The expected climate change over the forthcoming century will lead to an intensification of the global hydrological cycle and have a significant impact on regional water resources via changes in precipitation, evaporation and temperature. Water stress is already high in most of the developing world, the present scientific consensus is that those areas of the world that are already experiencing water stresses are also those in which rainfall is likely to be even more variable as the climate changes. Climate change is also likely to lead to increase the magnitude and frequency of precipitation related disasters, such as floods, mudslides, typhoons and cyclones. Flows in rivers are likely to decrease at low flow periods, as a result of increased evaporation, and runoff increase with high rainfall events and waste overflows, both of which will degrade water quality. Increased temperatures and changes in precipitation are projected to accelerate the retreat and loss of glaciers, impacting on the timing of stream flow regimes and thereby downstream agriculture. A warmer climate will also lead to sea-level rise which will have severe impact on coastal zones, estuaries, river deltas and islands. Heavily populated low lying areas, glacial fed river basins and the semi-arid regions of the developing world, which are already poor and face major water resource management and food security problems, are likely to be the most severely impacted by the on-going climate change.

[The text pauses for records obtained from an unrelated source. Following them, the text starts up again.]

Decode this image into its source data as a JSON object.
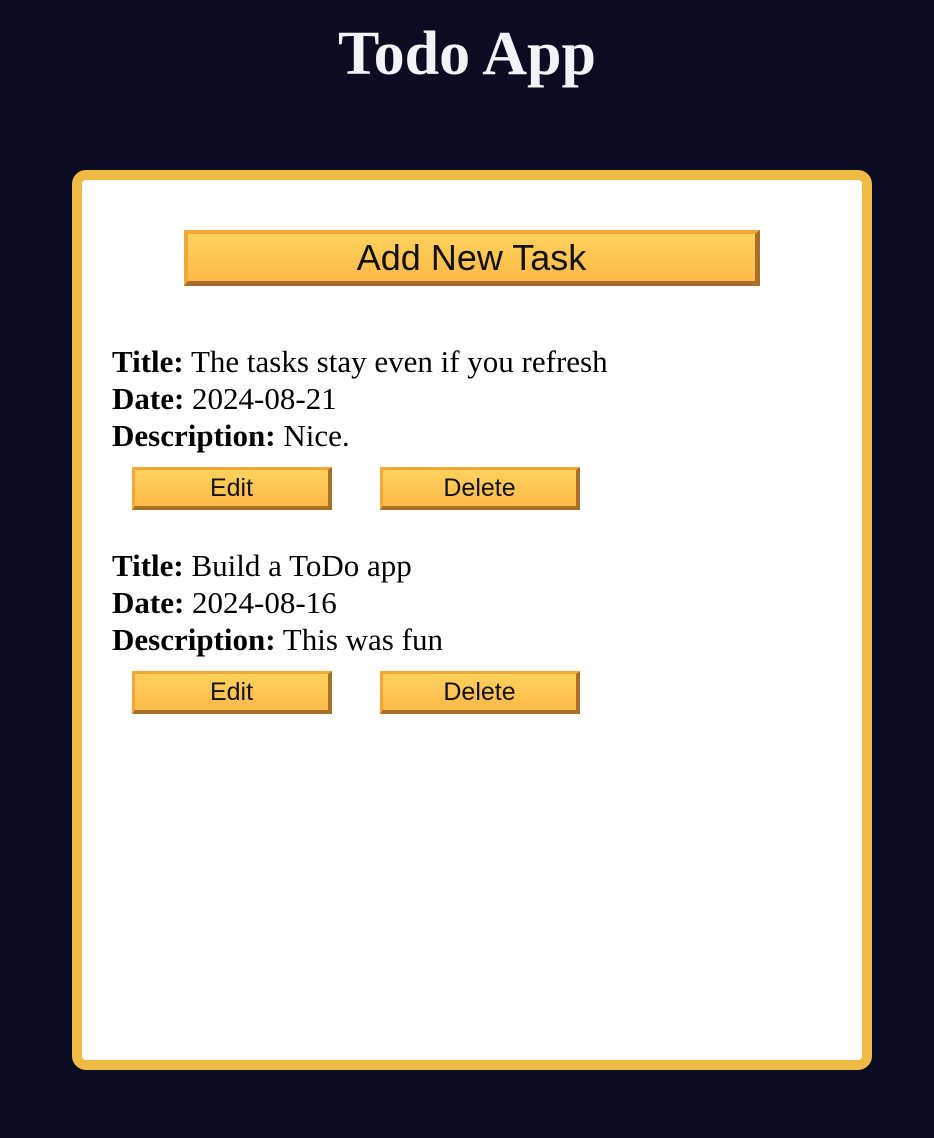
{
  "app": {
    "title": "Todo App"
  },
  "toolbar": {
    "add_label": "Add New Task"
  },
  "fields": {
    "title_label": "Title:",
    "date_label": "Date:",
    "description_label": "Description:"
  },
  "tasks": [
    {
      "title": "The tasks stay even if you refresh",
      "date": "2024-08-21",
      "description": "Nice.",
      "edit_label": "Edit",
      "delete_label": "Delete"
    },
    {
      "title": "Build a ToDo app",
      "date": "2024-08-16",
      "description": "This was fun",
      "edit_label": "Edit",
      "delete_label": "Delete"
    }
  ],
  "colors": {
    "page_background": "#0a0c22",
    "panel_border": "#f0bb44",
    "button_top": "#ffd25c",
    "button_bottom": "#ffb84a"
  }
}
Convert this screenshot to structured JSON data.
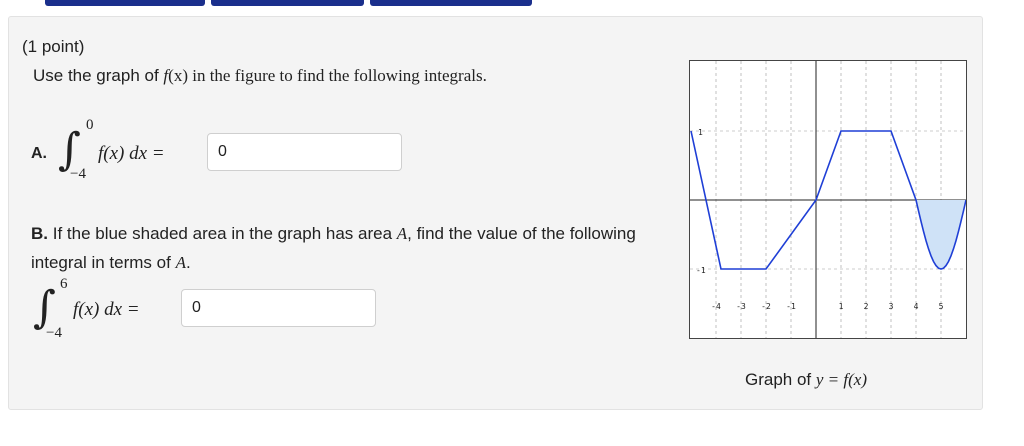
{
  "question": {
    "points_label": "(1 point)",
    "prompt_pre": "Use the graph of ",
    "prompt_func": "f",
    "prompt_post": "(x) in the figure to find the following integrals.",
    "part_a": {
      "label": "A.",
      "upper_limit": "0",
      "lower_limit": "−4",
      "integrand": "f(x) dx =",
      "answer_value": "0"
    },
    "part_b": {
      "bold_label": "B.",
      "text_1": " If the blue shaded area in the graph has area ",
      "var_a": "A",
      "text_2": ", find the value of the following integral in terms of ",
      "var_a2": "A",
      "text_3": ".",
      "upper_limit": "6",
      "lower_limit": "−4",
      "integrand": "f(x) dx =",
      "answer_value": "0"
    }
  },
  "graph": {
    "caption_prefix": "Graph of ",
    "caption_math": "y = f(x)",
    "y_tick_labels": [
      "1",
      "-1"
    ],
    "x_tick_labels": [
      "-4",
      "-3",
      "-2",
      "-1",
      "1",
      "2",
      "3",
      "4",
      "5"
    ],
    "curve_color": "#1f3fd6",
    "shade_color": "#cfe2f7",
    "grid_color": "#999999"
  }
}
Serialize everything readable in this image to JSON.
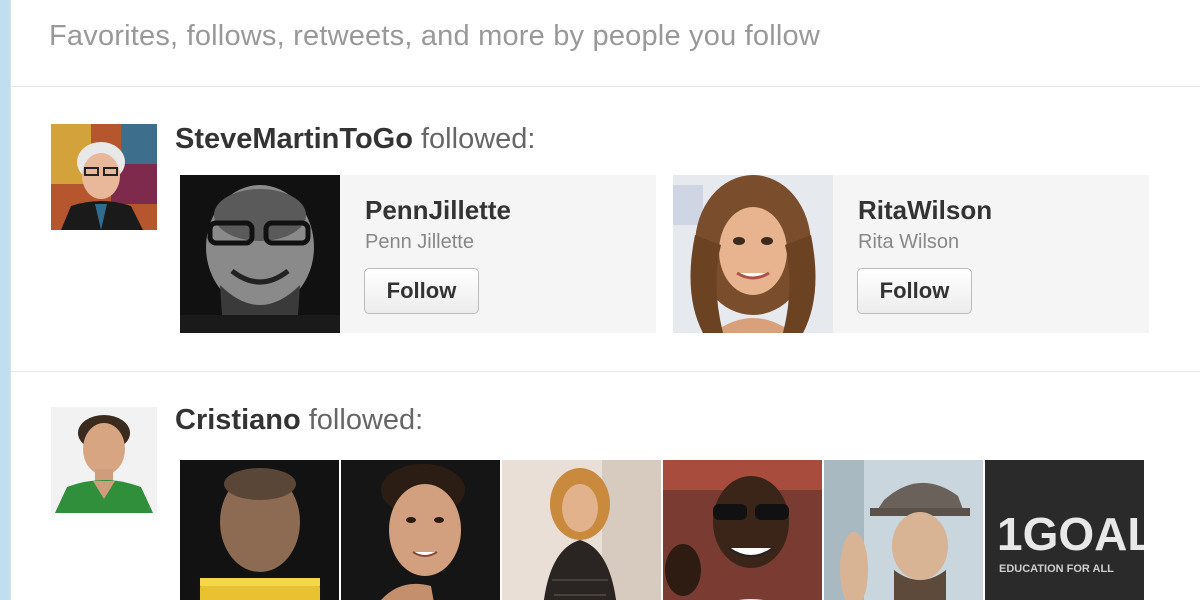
{
  "header": {
    "text": "Favorites, follows, retweets, and more by people you follow"
  },
  "activities": [
    {
      "actor": "SteveMartinToGo",
      "verb": "followed:",
      "targets": [
        {
          "name": "PennJillette",
          "handle": "Penn Jillette",
          "button": "Follow"
        },
        {
          "name": "RitaWilson",
          "handle": "Rita Wilson",
          "button": "Follow"
        }
      ]
    },
    {
      "actor": "Cristiano",
      "verb": "followed:",
      "thumbnail_text": {
        "logo_main": "1GOAL",
        "logo_sub": "EDUCATION FOR ALL"
      }
    }
  ],
  "colors": {
    "page_background": "#c0deed",
    "panel_background": "#ffffff",
    "card_background": "#f5f5f5",
    "muted_text": "#999999"
  }
}
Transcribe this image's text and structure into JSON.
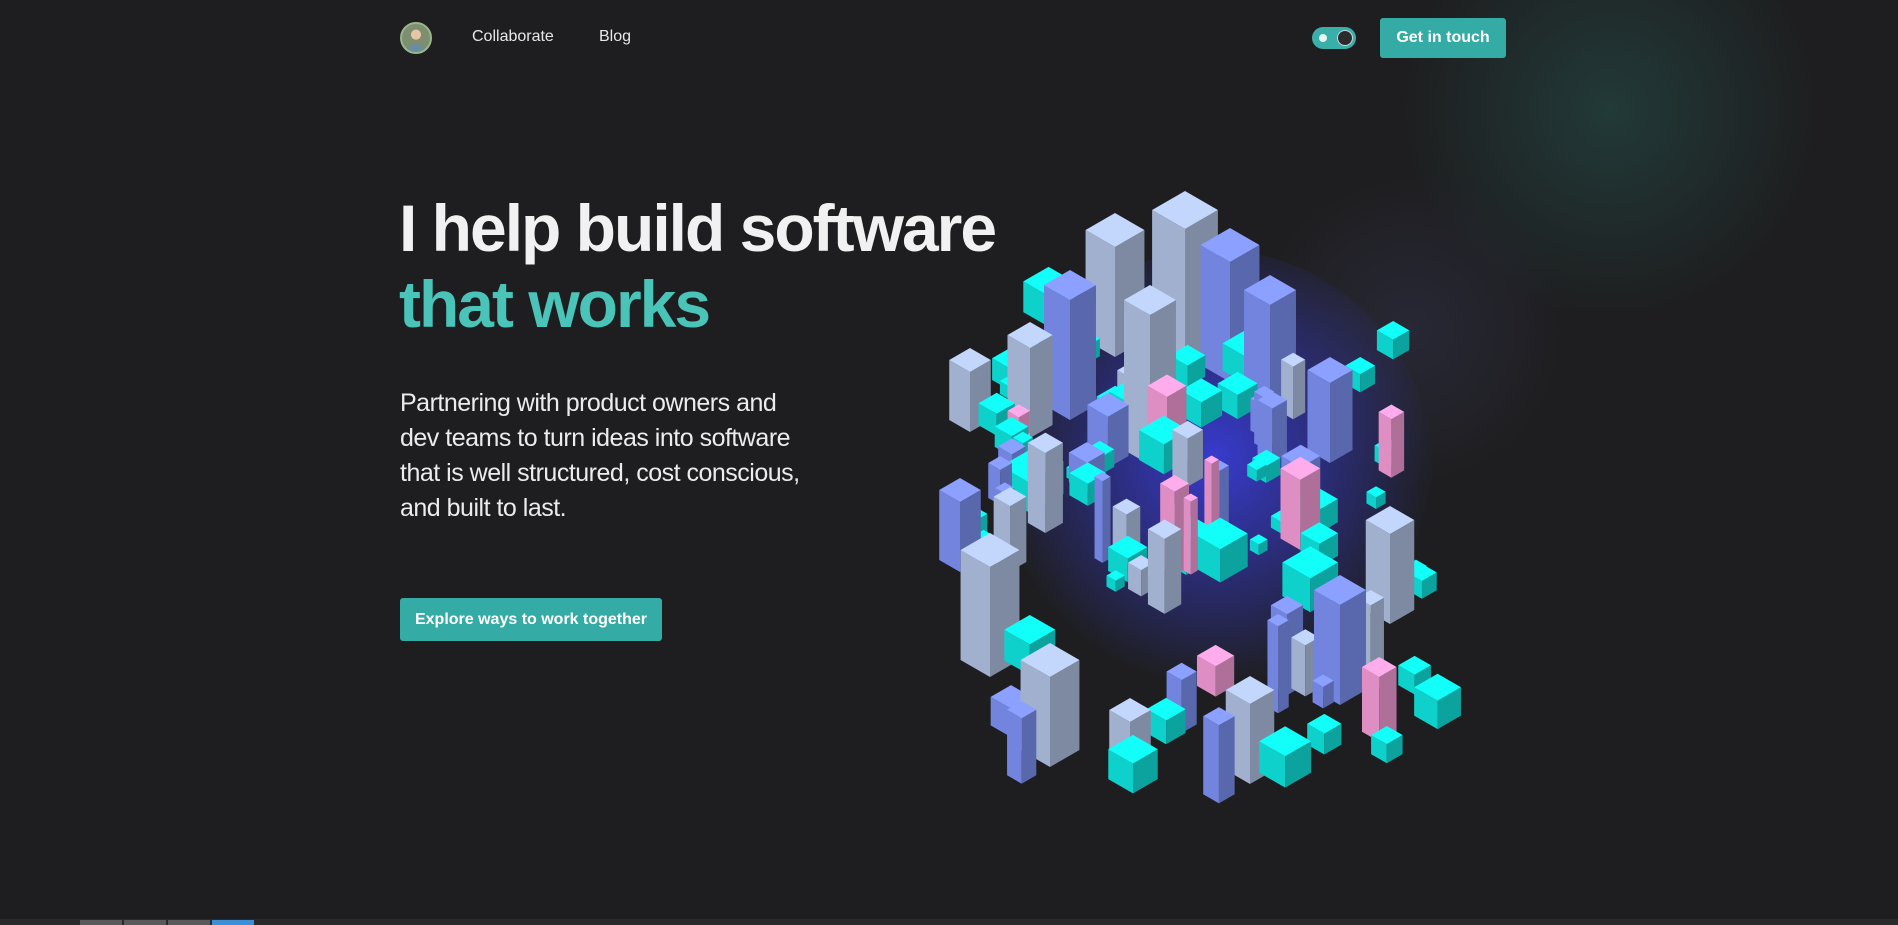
{
  "nav": {
    "avatar_icon": "avatar",
    "links": [
      "Collaborate",
      "Blog"
    ],
    "cta": "Get in touch"
  },
  "hero": {
    "headline_line1": "I help build software",
    "headline_line2": "that works",
    "subheadline": "Partnering with product owners and dev teams to turn ideas into software that is well structured, cost conscious, and built to last.",
    "cta": "Explore ways to work together"
  },
  "colors": {
    "accent": "#35aba5",
    "headline_accent": "#4ac3b8",
    "background": "#1e1e20",
    "cube_cyan": "#10e3dd",
    "cube_pink": "#f29ad4",
    "cube_blue": "#7c8ff0",
    "cube_grey": "#aebfe0"
  },
  "theme_toggle": {
    "icon": "theme-toggle-icon"
  },
  "illustration": {
    "icon": "isometric-cubes-illustration"
  }
}
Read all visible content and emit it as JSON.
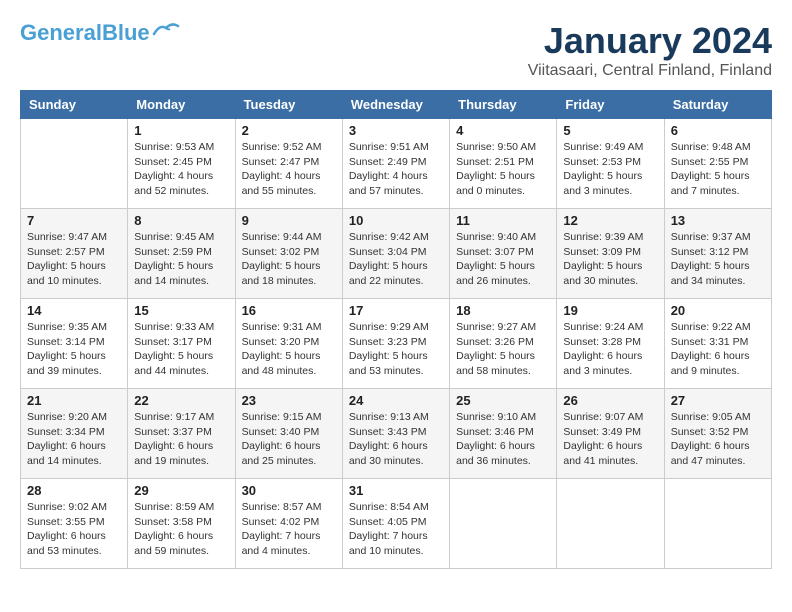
{
  "header": {
    "logo_general": "General",
    "logo_blue": "Blue",
    "title": "January 2024",
    "subtitle": "Viitasaari, Central Finland, Finland"
  },
  "calendar": {
    "days_of_week": [
      "Sunday",
      "Monday",
      "Tuesday",
      "Wednesday",
      "Thursday",
      "Friday",
      "Saturday"
    ],
    "weeks": [
      [
        {
          "day": "",
          "info": ""
        },
        {
          "day": "1",
          "info": "Sunrise: 9:53 AM\nSunset: 2:45 PM\nDaylight: 4 hours\nand 52 minutes."
        },
        {
          "day": "2",
          "info": "Sunrise: 9:52 AM\nSunset: 2:47 PM\nDaylight: 4 hours\nand 55 minutes."
        },
        {
          "day": "3",
          "info": "Sunrise: 9:51 AM\nSunset: 2:49 PM\nDaylight: 4 hours\nand 57 minutes."
        },
        {
          "day": "4",
          "info": "Sunrise: 9:50 AM\nSunset: 2:51 PM\nDaylight: 5 hours\nand 0 minutes."
        },
        {
          "day": "5",
          "info": "Sunrise: 9:49 AM\nSunset: 2:53 PM\nDaylight: 5 hours\nand 3 minutes."
        },
        {
          "day": "6",
          "info": "Sunrise: 9:48 AM\nSunset: 2:55 PM\nDaylight: 5 hours\nand 7 minutes."
        }
      ],
      [
        {
          "day": "7",
          "info": "Sunrise: 9:47 AM\nSunset: 2:57 PM\nDaylight: 5 hours\nand 10 minutes."
        },
        {
          "day": "8",
          "info": "Sunrise: 9:45 AM\nSunset: 2:59 PM\nDaylight: 5 hours\nand 14 minutes."
        },
        {
          "day": "9",
          "info": "Sunrise: 9:44 AM\nSunset: 3:02 PM\nDaylight: 5 hours\nand 18 minutes."
        },
        {
          "day": "10",
          "info": "Sunrise: 9:42 AM\nSunset: 3:04 PM\nDaylight: 5 hours\nand 22 minutes."
        },
        {
          "day": "11",
          "info": "Sunrise: 9:40 AM\nSunset: 3:07 PM\nDaylight: 5 hours\nand 26 minutes."
        },
        {
          "day": "12",
          "info": "Sunrise: 9:39 AM\nSunset: 3:09 PM\nDaylight: 5 hours\nand 30 minutes."
        },
        {
          "day": "13",
          "info": "Sunrise: 9:37 AM\nSunset: 3:12 PM\nDaylight: 5 hours\nand 34 minutes."
        }
      ],
      [
        {
          "day": "14",
          "info": "Sunrise: 9:35 AM\nSunset: 3:14 PM\nDaylight: 5 hours\nand 39 minutes."
        },
        {
          "day": "15",
          "info": "Sunrise: 9:33 AM\nSunset: 3:17 PM\nDaylight: 5 hours\nand 44 minutes."
        },
        {
          "day": "16",
          "info": "Sunrise: 9:31 AM\nSunset: 3:20 PM\nDaylight: 5 hours\nand 48 minutes."
        },
        {
          "day": "17",
          "info": "Sunrise: 9:29 AM\nSunset: 3:23 PM\nDaylight: 5 hours\nand 53 minutes."
        },
        {
          "day": "18",
          "info": "Sunrise: 9:27 AM\nSunset: 3:26 PM\nDaylight: 5 hours\nand 58 minutes."
        },
        {
          "day": "19",
          "info": "Sunrise: 9:24 AM\nSunset: 3:28 PM\nDaylight: 6 hours\nand 3 minutes."
        },
        {
          "day": "20",
          "info": "Sunrise: 9:22 AM\nSunset: 3:31 PM\nDaylight: 6 hours\nand 9 minutes."
        }
      ],
      [
        {
          "day": "21",
          "info": "Sunrise: 9:20 AM\nSunset: 3:34 PM\nDaylight: 6 hours\nand 14 minutes."
        },
        {
          "day": "22",
          "info": "Sunrise: 9:17 AM\nSunset: 3:37 PM\nDaylight: 6 hours\nand 19 minutes."
        },
        {
          "day": "23",
          "info": "Sunrise: 9:15 AM\nSunset: 3:40 PM\nDaylight: 6 hours\nand 25 minutes."
        },
        {
          "day": "24",
          "info": "Sunrise: 9:13 AM\nSunset: 3:43 PM\nDaylight: 6 hours\nand 30 minutes."
        },
        {
          "day": "25",
          "info": "Sunrise: 9:10 AM\nSunset: 3:46 PM\nDaylight: 6 hours\nand 36 minutes."
        },
        {
          "day": "26",
          "info": "Sunrise: 9:07 AM\nSunset: 3:49 PM\nDaylight: 6 hours\nand 41 minutes."
        },
        {
          "day": "27",
          "info": "Sunrise: 9:05 AM\nSunset: 3:52 PM\nDaylight: 6 hours\nand 47 minutes."
        }
      ],
      [
        {
          "day": "28",
          "info": "Sunrise: 9:02 AM\nSunset: 3:55 PM\nDaylight: 6 hours\nand 53 minutes."
        },
        {
          "day": "29",
          "info": "Sunrise: 8:59 AM\nSunset: 3:58 PM\nDaylight: 6 hours\nand 59 minutes."
        },
        {
          "day": "30",
          "info": "Sunrise: 8:57 AM\nSunset: 4:02 PM\nDaylight: 7 hours\nand 4 minutes."
        },
        {
          "day": "31",
          "info": "Sunrise: 8:54 AM\nSunset: 4:05 PM\nDaylight: 7 hours\nand 10 minutes."
        },
        {
          "day": "",
          "info": ""
        },
        {
          "day": "",
          "info": ""
        },
        {
          "day": "",
          "info": ""
        }
      ]
    ]
  }
}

UNDP’s Response
Adaptation to the impacts of climate change will be expensive and will require difficult policy shifts. UNDP works with countries to strengthen the governance and improving the management of water accompanied by investment in infrastructure projects, such as wastewater treatment facilities and structures for water storage and flood control.

It is critical climate change in water governance in the context of reducing vulnerability of the poor, to maintain sustainable livelihoods and support sustainable development. UNDP promotes multi-stakeholder dialogue (involving more than just water managers), address issues relating to development, planning and fiscal incentives. UNDPalso supports mechanisms to strengthen the capacity of governments and civil society organizations to assess the impact of climate variability and change on integrated water resources management, and assists the formulation of adaptation strategies to integrate these impacts into poverty reduction strategies, and national and local development planning.”

In summary UNDP’s role for climate change adaptation in the water sector is to:

  • Raise awareness of water and climate issues and integrate climate change consideration into water governance reform, participatory scenario planning and capacity building for water resources management, water supply and sanitation
  • Enhance national institutional capacities to build resilience and mainstream climate change adaptation into water resource management and decision making processes
  • Assess financing requirements, sources and flows for adaptation response measures
  • Support vertically integrated development, coordination and implementation of water related climate change adaptation strategies – transboundary, national, local scales.
  • Facilitate a coordinated UN system support at national level
  • Develop knowledge products from on the ground lessons learned to help guide decision making and promote replication in other countries.

A constraining factor is the lack of accurate regionally and basin specific climate change data and the considerable uncertainty in the potential range of variation in the predictions, but in many instances we know what we need to do: improve the governance and management of water resources. Strengthening resilience and capacity to manage today’s climate is often an appropriate response to future climate change threats. Therefore the focus on adaptation could also become a development opportunity with positive impacts on all the MDGs.

More about UNDP's work on Climate Change